:: WHAT YOU WILL DO ::
Below is a block of entries, which should be copied verbatim apart from the pictures.

:: LISTED ENTRIES ::
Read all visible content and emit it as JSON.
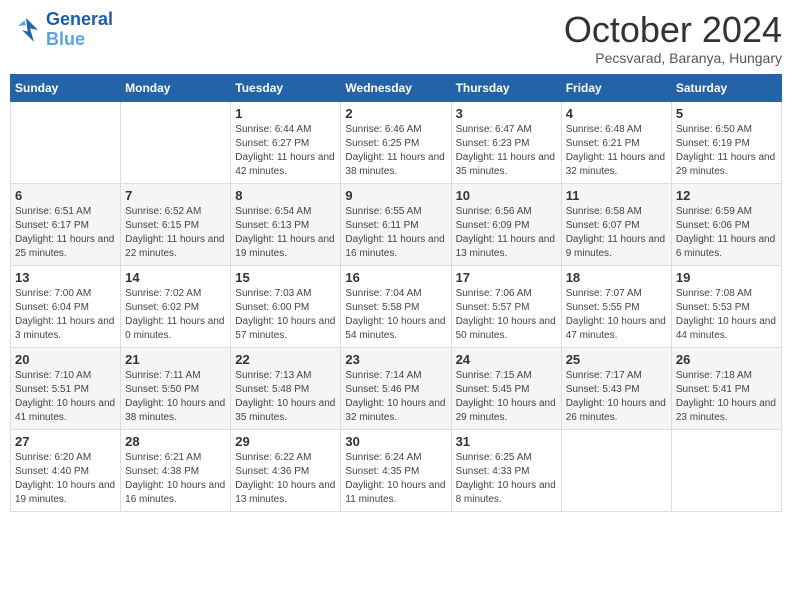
{
  "logo": {
    "line1": "General",
    "line2": "Blue"
  },
  "title": "October 2024",
  "subtitle": "Pecsvarad, Baranya, Hungary",
  "days_header": [
    "Sunday",
    "Monday",
    "Tuesday",
    "Wednesday",
    "Thursday",
    "Friday",
    "Saturday"
  ],
  "weeks": [
    [
      {
        "day": "",
        "info": ""
      },
      {
        "day": "",
        "info": ""
      },
      {
        "day": "1",
        "info": "Sunrise: 6:44 AM\nSunset: 6:27 PM\nDaylight: 11 hours and 42 minutes."
      },
      {
        "day": "2",
        "info": "Sunrise: 6:46 AM\nSunset: 6:25 PM\nDaylight: 11 hours and 38 minutes."
      },
      {
        "day": "3",
        "info": "Sunrise: 6:47 AM\nSunset: 6:23 PM\nDaylight: 11 hours and 35 minutes."
      },
      {
        "day": "4",
        "info": "Sunrise: 6:48 AM\nSunset: 6:21 PM\nDaylight: 11 hours and 32 minutes."
      },
      {
        "day": "5",
        "info": "Sunrise: 6:50 AM\nSunset: 6:19 PM\nDaylight: 11 hours and 29 minutes."
      }
    ],
    [
      {
        "day": "6",
        "info": "Sunrise: 6:51 AM\nSunset: 6:17 PM\nDaylight: 11 hours and 25 minutes."
      },
      {
        "day": "7",
        "info": "Sunrise: 6:52 AM\nSunset: 6:15 PM\nDaylight: 11 hours and 22 minutes."
      },
      {
        "day": "8",
        "info": "Sunrise: 6:54 AM\nSunset: 6:13 PM\nDaylight: 11 hours and 19 minutes."
      },
      {
        "day": "9",
        "info": "Sunrise: 6:55 AM\nSunset: 6:11 PM\nDaylight: 11 hours and 16 minutes."
      },
      {
        "day": "10",
        "info": "Sunrise: 6:56 AM\nSunset: 6:09 PM\nDaylight: 11 hours and 13 minutes."
      },
      {
        "day": "11",
        "info": "Sunrise: 6:58 AM\nSunset: 6:07 PM\nDaylight: 11 hours and 9 minutes."
      },
      {
        "day": "12",
        "info": "Sunrise: 6:59 AM\nSunset: 6:06 PM\nDaylight: 11 hours and 6 minutes."
      }
    ],
    [
      {
        "day": "13",
        "info": "Sunrise: 7:00 AM\nSunset: 6:04 PM\nDaylight: 11 hours and 3 minutes."
      },
      {
        "day": "14",
        "info": "Sunrise: 7:02 AM\nSunset: 6:02 PM\nDaylight: 11 hours and 0 minutes."
      },
      {
        "day": "15",
        "info": "Sunrise: 7:03 AM\nSunset: 6:00 PM\nDaylight: 10 hours and 57 minutes."
      },
      {
        "day": "16",
        "info": "Sunrise: 7:04 AM\nSunset: 5:58 PM\nDaylight: 10 hours and 54 minutes."
      },
      {
        "day": "17",
        "info": "Sunrise: 7:06 AM\nSunset: 5:57 PM\nDaylight: 10 hours and 50 minutes."
      },
      {
        "day": "18",
        "info": "Sunrise: 7:07 AM\nSunset: 5:55 PM\nDaylight: 10 hours and 47 minutes."
      },
      {
        "day": "19",
        "info": "Sunrise: 7:08 AM\nSunset: 5:53 PM\nDaylight: 10 hours and 44 minutes."
      }
    ],
    [
      {
        "day": "20",
        "info": "Sunrise: 7:10 AM\nSunset: 5:51 PM\nDaylight: 10 hours and 41 minutes."
      },
      {
        "day": "21",
        "info": "Sunrise: 7:11 AM\nSunset: 5:50 PM\nDaylight: 10 hours and 38 minutes."
      },
      {
        "day": "22",
        "info": "Sunrise: 7:13 AM\nSunset: 5:48 PM\nDaylight: 10 hours and 35 minutes."
      },
      {
        "day": "23",
        "info": "Sunrise: 7:14 AM\nSunset: 5:46 PM\nDaylight: 10 hours and 32 minutes."
      },
      {
        "day": "24",
        "info": "Sunrise: 7:15 AM\nSunset: 5:45 PM\nDaylight: 10 hours and 29 minutes."
      },
      {
        "day": "25",
        "info": "Sunrise: 7:17 AM\nSunset: 5:43 PM\nDaylight: 10 hours and 26 minutes."
      },
      {
        "day": "26",
        "info": "Sunrise: 7:18 AM\nSunset: 5:41 PM\nDaylight: 10 hours and 23 minutes."
      }
    ],
    [
      {
        "day": "27",
        "info": "Sunrise: 6:20 AM\nSunset: 4:40 PM\nDaylight: 10 hours and 19 minutes."
      },
      {
        "day": "28",
        "info": "Sunrise: 6:21 AM\nSunset: 4:38 PM\nDaylight: 10 hours and 16 minutes."
      },
      {
        "day": "29",
        "info": "Sunrise: 6:22 AM\nSunset: 4:36 PM\nDaylight: 10 hours and 13 minutes."
      },
      {
        "day": "30",
        "info": "Sunrise: 6:24 AM\nSunset: 4:35 PM\nDaylight: 10 hours and 11 minutes."
      },
      {
        "day": "31",
        "info": "Sunrise: 6:25 AM\nSunset: 4:33 PM\nDaylight: 10 hours and 8 minutes."
      },
      {
        "day": "",
        "info": ""
      },
      {
        "day": "",
        "info": ""
      }
    ]
  ]
}
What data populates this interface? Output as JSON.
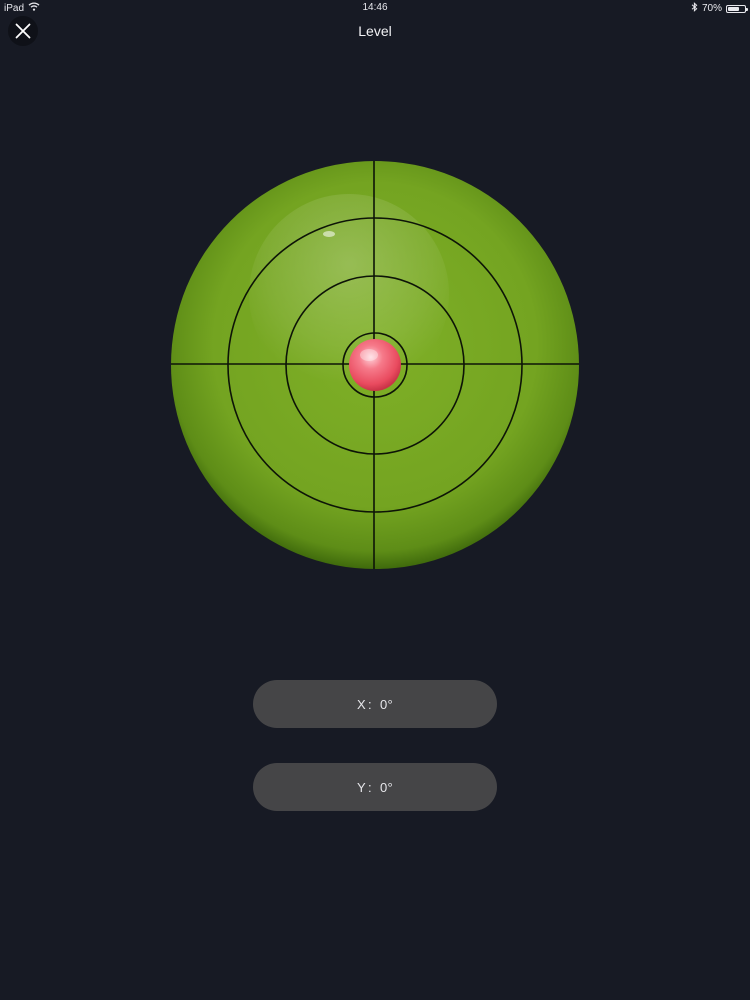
{
  "status_bar": {
    "device": "iPad",
    "time": "14:46",
    "battery": "70%",
    "battery_level": 0.7,
    "icons": [
      "wifi-icon",
      "bluetooth-icon",
      "battery-icon"
    ]
  },
  "header": {
    "title": "Level",
    "close_icon": "close-icon"
  },
  "level": {
    "x_tilt_deg": 0,
    "y_tilt_deg": 0,
    "colors": {
      "background": "#171a24",
      "vial_green": "#74a523",
      "vial_dark": "#4f7d12",
      "bubble": "#f2596c",
      "lines": "#0d1407"
    }
  },
  "readouts": {
    "x_label": "X",
    "x_value": "0°",
    "y_label": "Y",
    "y_value": "0°",
    "separator": ":"
  }
}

:: SOLUTION TO THIS TASK ::
Read all visible content and emit it as JSON.
{
  "logo": {
    "line1": "General",
    "line2": "Blue"
  },
  "title": "October 2024",
  "subtitle": "Pecsvarad, Baranya, Hungary",
  "days_header": [
    "Sunday",
    "Monday",
    "Tuesday",
    "Wednesday",
    "Thursday",
    "Friday",
    "Saturday"
  ],
  "weeks": [
    [
      {
        "day": "",
        "info": ""
      },
      {
        "day": "",
        "info": ""
      },
      {
        "day": "1",
        "info": "Sunrise: 6:44 AM\nSunset: 6:27 PM\nDaylight: 11 hours and 42 minutes."
      },
      {
        "day": "2",
        "info": "Sunrise: 6:46 AM\nSunset: 6:25 PM\nDaylight: 11 hours and 38 minutes."
      },
      {
        "day": "3",
        "info": "Sunrise: 6:47 AM\nSunset: 6:23 PM\nDaylight: 11 hours and 35 minutes."
      },
      {
        "day": "4",
        "info": "Sunrise: 6:48 AM\nSunset: 6:21 PM\nDaylight: 11 hours and 32 minutes."
      },
      {
        "day": "5",
        "info": "Sunrise: 6:50 AM\nSunset: 6:19 PM\nDaylight: 11 hours and 29 minutes."
      }
    ],
    [
      {
        "day": "6",
        "info": "Sunrise: 6:51 AM\nSunset: 6:17 PM\nDaylight: 11 hours and 25 minutes."
      },
      {
        "day": "7",
        "info": "Sunrise: 6:52 AM\nSunset: 6:15 PM\nDaylight: 11 hours and 22 minutes."
      },
      {
        "day": "8",
        "info": "Sunrise: 6:54 AM\nSunset: 6:13 PM\nDaylight: 11 hours and 19 minutes."
      },
      {
        "day": "9",
        "info": "Sunrise: 6:55 AM\nSunset: 6:11 PM\nDaylight: 11 hours and 16 minutes."
      },
      {
        "day": "10",
        "info": "Sunrise: 6:56 AM\nSunset: 6:09 PM\nDaylight: 11 hours and 13 minutes."
      },
      {
        "day": "11",
        "info": "Sunrise: 6:58 AM\nSunset: 6:07 PM\nDaylight: 11 hours and 9 minutes."
      },
      {
        "day": "12",
        "info": "Sunrise: 6:59 AM\nSunset: 6:06 PM\nDaylight: 11 hours and 6 minutes."
      }
    ],
    [
      {
        "day": "13",
        "info": "Sunrise: 7:00 AM\nSunset: 6:04 PM\nDaylight: 11 hours and 3 minutes."
      },
      {
        "day": "14",
        "info": "Sunrise: 7:02 AM\nSunset: 6:02 PM\nDaylight: 11 hours and 0 minutes."
      },
      {
        "day": "15",
        "info": "Sunrise: 7:03 AM\nSunset: 6:00 PM\nDaylight: 10 hours and 57 minutes."
      },
      {
        "day": "16",
        "info": "Sunrise: 7:04 AM\nSunset: 5:58 PM\nDaylight: 10 hours and 54 minutes."
      },
      {
        "day": "17",
        "info": "Sunrise: 7:06 AM\nSunset: 5:57 PM\nDaylight: 10 hours and 50 minutes."
      },
      {
        "day": "18",
        "info": "Sunrise: 7:07 AM\nSunset: 5:55 PM\nDaylight: 10 hours and 47 minutes."
      },
      {
        "day": "19",
        "info": "Sunrise: 7:08 AM\nSunset: 5:53 PM\nDaylight: 10 hours and 44 minutes."
      }
    ],
    [
      {
        "day": "20",
        "info": "Sunrise: 7:10 AM\nSunset: 5:51 PM\nDaylight: 10 hours and 41 minutes."
      },
      {
        "day": "21",
        "info": "Sunrise: 7:11 AM\nSunset: 5:50 PM\nDaylight: 10 hours and 38 minutes."
      },
      {
        "day": "22",
        "info": "Sunrise: 7:13 AM\nSunset: 5:48 PM\nDaylight: 10 hours and 35 minutes."
      },
      {
        "day": "23",
        "info": "Sunrise: 7:14 AM\nSunset: 5:46 PM\nDaylight: 10 hours and 32 minutes."
      },
      {
        "day": "24",
        "info": "Sunrise: 7:15 AM\nSunset: 5:45 PM\nDaylight: 10 hours and 29 minutes."
      },
      {
        "day": "25",
        "info": "Sunrise: 7:17 AM\nSunset: 5:43 PM\nDaylight: 10 hours and 26 minutes."
      },
      {
        "day": "26",
        "info": "Sunrise: 7:18 AM\nSunset: 5:41 PM\nDaylight: 10 hours and 23 minutes."
      }
    ],
    [
      {
        "day": "27",
        "info": "Sunrise: 6:20 AM\nSunset: 4:40 PM\nDaylight: 10 hours and 19 minutes."
      },
      {
        "day": "28",
        "info": "Sunrise: 6:21 AM\nSunset: 4:38 PM\nDaylight: 10 hours and 16 minutes."
      },
      {
        "day": "29",
        "info": "Sunrise: 6:22 AM\nSunset: 4:36 PM\nDaylight: 10 hours and 13 minutes."
      },
      {
        "day": "30",
        "info": "Sunrise: 6:24 AM\nSunset: 4:35 PM\nDaylight: 10 hours and 11 minutes."
      },
      {
        "day": "31",
        "info": "Sunrise: 6:25 AM\nSunset: 4:33 PM\nDaylight: 10 hours and 8 minutes."
      },
      {
        "day": "",
        "info": ""
      },
      {
        "day": "",
        "info": ""
      }
    ]
  ]
}
What data populates this interface? Output as JSON.
{
  "status_bar": {
    "device": "iPad",
    "time": "14:46",
    "battery": "70%",
    "battery_level": 0.7,
    "icons": [
      "wifi-icon",
      "bluetooth-icon",
      "battery-icon"
    ]
  },
  "header": {
    "title": "Level",
    "close_icon": "close-icon"
  },
  "level": {
    "x_tilt_deg": 0,
    "y_tilt_deg": 0,
    "colors": {
      "background": "#171a24",
      "vial_green": "#74a523",
      "vial_dark": "#4f7d12",
      "bubble": "#f2596c",
      "lines": "#0d1407"
    }
  },
  "readouts": {
    "x_label": "X",
    "x_value": "0°",
    "y_label": "Y",
    "y_value": "0°",
    "separator": ":"
  }
}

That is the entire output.